Of course, now the two wizards are out of their urn and looking for that grimhold, Balthazar so that he can protect the world and potentially destroy Morgana once and for all, and Horvath because he wants to resurrect Morgana and destroy the world. Why? Just because.

Balthazar knows he needs to teach Dave the basics of magic and quickly because (queue serious music) the fate of the world rests in his hands. Why? Just…oh you know what comes next.

The trio of producer Jerry Bruckheimer, director Turtletaub and Cage has previously teamed up in the two National Treasure movies, which I found to be a seriously entertaining take on the Indiana Jones movies. This one is less effective although it still remains entertaining. This movie is a bit of a mash-up between genres, an action movie blended with a fantasy movie, sort of like Harry Potter in Die Hard. Expelliarmus mothereffer!

Cage and Molina are effective here, and you get the feeling there is a bit of a nudge and a wink in their work. They spend most of the movie lobbing plasma balls and one-liners at one another. Baruchel is less effective for me. He is the perennial dweeb in movies over the last few years, and I can understand why he was cast – Dave is certainly a science nerd. However, his hunched over posture, perpetual whining coupled with his inability to make intelligent choices, made it very hard for me to root for him. I was kind of hoping that Cage would turn him into a newt and save the day.
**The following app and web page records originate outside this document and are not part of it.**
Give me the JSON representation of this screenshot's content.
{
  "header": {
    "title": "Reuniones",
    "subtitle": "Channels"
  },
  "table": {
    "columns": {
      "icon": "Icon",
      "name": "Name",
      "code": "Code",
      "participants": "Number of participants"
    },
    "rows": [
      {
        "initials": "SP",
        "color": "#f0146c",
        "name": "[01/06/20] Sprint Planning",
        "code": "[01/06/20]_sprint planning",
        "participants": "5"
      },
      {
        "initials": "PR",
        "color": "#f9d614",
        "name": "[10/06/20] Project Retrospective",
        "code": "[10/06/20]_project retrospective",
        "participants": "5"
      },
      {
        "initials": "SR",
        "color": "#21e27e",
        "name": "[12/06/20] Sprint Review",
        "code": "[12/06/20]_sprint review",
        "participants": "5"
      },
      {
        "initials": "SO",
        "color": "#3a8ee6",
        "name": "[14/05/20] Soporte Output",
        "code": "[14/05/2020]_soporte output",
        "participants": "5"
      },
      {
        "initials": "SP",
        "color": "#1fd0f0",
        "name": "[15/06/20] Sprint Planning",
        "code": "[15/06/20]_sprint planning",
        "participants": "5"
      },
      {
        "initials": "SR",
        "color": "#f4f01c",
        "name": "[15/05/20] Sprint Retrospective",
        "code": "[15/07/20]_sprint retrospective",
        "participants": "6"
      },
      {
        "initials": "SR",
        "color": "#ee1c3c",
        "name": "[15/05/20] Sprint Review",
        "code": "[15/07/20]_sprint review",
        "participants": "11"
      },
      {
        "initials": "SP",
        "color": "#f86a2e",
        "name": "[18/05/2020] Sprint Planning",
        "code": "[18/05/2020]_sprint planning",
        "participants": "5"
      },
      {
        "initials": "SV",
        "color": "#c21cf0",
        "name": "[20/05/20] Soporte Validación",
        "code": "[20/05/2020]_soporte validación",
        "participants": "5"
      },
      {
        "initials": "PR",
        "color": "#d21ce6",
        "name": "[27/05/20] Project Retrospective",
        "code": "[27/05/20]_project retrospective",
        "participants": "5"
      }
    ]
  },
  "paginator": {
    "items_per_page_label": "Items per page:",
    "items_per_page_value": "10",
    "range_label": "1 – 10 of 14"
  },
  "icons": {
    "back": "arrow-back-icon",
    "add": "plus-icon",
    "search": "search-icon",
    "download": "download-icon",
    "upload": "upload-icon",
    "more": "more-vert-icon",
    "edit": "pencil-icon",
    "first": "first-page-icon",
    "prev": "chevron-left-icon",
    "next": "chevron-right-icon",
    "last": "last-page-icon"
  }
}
There is plenty of eye candy and most of it is pretty decent, although there’s a ton of plasma balls, fire streams and lightning bolts hurtling around. Some real cool sequences include a Chinese dragon (which while it was chasing Dave, made me think inadvertently of the much better movie How to Train a Dragon which featured Baruchel’s voice) and a steel eagle from the Chrysler building. There is also an homage to the sequence in Fantasia that inspired this movie which I enjoyed.

The trouble with movies about magic is that sorcerer’s should be pretty much invincible, particularly ones as powerful as these. For example, there is an extended car chase sequence in the last third of the movie; very well done, but it seemed to be fairly pedestrian. They could have easily done a chase with something more imaginative – invisible horses, beams of light, anything – and you would think that a sorcerer could wave his arms and turn the car into a mule.
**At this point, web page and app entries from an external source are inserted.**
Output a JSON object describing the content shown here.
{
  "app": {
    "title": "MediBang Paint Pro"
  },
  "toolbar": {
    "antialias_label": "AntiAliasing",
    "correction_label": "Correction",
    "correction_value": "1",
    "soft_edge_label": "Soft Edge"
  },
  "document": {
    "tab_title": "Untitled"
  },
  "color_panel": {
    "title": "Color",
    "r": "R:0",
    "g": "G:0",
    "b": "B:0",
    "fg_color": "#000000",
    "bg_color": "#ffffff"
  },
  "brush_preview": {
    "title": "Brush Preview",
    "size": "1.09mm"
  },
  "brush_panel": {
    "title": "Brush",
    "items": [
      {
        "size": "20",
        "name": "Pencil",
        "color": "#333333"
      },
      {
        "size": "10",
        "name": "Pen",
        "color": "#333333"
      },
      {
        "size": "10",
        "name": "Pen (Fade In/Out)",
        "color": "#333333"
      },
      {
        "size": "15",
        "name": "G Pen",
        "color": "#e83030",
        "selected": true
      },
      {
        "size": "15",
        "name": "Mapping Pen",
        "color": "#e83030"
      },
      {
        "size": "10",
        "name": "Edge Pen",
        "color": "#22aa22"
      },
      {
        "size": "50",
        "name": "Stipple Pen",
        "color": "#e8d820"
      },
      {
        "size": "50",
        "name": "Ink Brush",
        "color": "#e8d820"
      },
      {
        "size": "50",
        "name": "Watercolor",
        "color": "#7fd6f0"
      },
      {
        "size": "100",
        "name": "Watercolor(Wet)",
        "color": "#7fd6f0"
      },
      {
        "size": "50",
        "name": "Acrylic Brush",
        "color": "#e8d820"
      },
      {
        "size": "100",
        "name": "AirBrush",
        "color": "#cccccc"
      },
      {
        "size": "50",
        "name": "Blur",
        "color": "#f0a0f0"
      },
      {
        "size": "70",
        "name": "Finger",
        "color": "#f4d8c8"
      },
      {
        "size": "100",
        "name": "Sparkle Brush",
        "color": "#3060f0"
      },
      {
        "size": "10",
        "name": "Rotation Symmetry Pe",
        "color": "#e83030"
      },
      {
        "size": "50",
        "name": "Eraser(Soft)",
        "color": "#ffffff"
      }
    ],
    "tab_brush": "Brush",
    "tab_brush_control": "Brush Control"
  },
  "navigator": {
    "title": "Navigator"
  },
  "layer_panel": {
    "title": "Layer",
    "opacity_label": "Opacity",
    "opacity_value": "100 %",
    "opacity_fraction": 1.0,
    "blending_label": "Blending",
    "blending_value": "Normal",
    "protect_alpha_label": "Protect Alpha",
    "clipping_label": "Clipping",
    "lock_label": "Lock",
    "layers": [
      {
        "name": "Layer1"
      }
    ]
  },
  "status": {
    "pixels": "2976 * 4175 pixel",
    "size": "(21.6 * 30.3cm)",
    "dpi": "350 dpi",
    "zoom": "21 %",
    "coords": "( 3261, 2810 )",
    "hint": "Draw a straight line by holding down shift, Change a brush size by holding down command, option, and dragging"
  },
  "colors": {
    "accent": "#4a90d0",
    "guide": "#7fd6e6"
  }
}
Similarly, a crucial plot point involves Becky moving a satellite dish so that a spell can go awry. Wouldn’t the sorcerer casting the spell be able to move the satellite dish back into place? After all, they’ve been moving objects telekinetically throughout the movie.

But I digress. Anyone going to a movie like this and expecting Scorsese is a lunatic. This is Bruckheimer, and he excels at movies that entertain on a visceral level rather than inspire or educate, and that’s fine folks – we all need mindless entertainment once in awhile. However, I would have expected a movie about magic to be more, well, magical. Definitely this is entertaining, but it could have been done so much better with a bit more imagination.

REASONS TO GO: Cage and Molina do some pretty solid work here. The eye candy is effective.

REASONS TO STAY: Baruchel is a bit too whiny and foolish to get behind as a heroic lead. The whole car chase sequence seemed unnecessary and could have been handled more imaginatively.

FAMILY VALUES: There’s a bit of fantasy violence and some scenes of brief sexuality, but for the most part should be okay for audiences of all ages, although some of the creatures might be a little scary for the littlest of kids.

TRIVIAL PURSUIT: The character of Abigail Williams is based on an actual person who was accused of being a witch in Salem, Massachusetts in the 17th century, ran away and was never heard from again.

HOME OR THEATER: There are enough sequences that have the gee-whiz factor that I give a slight nod towards seeing it in the theater.

FINAL RATING: 6/10

TOMORROW: My Life in Ruins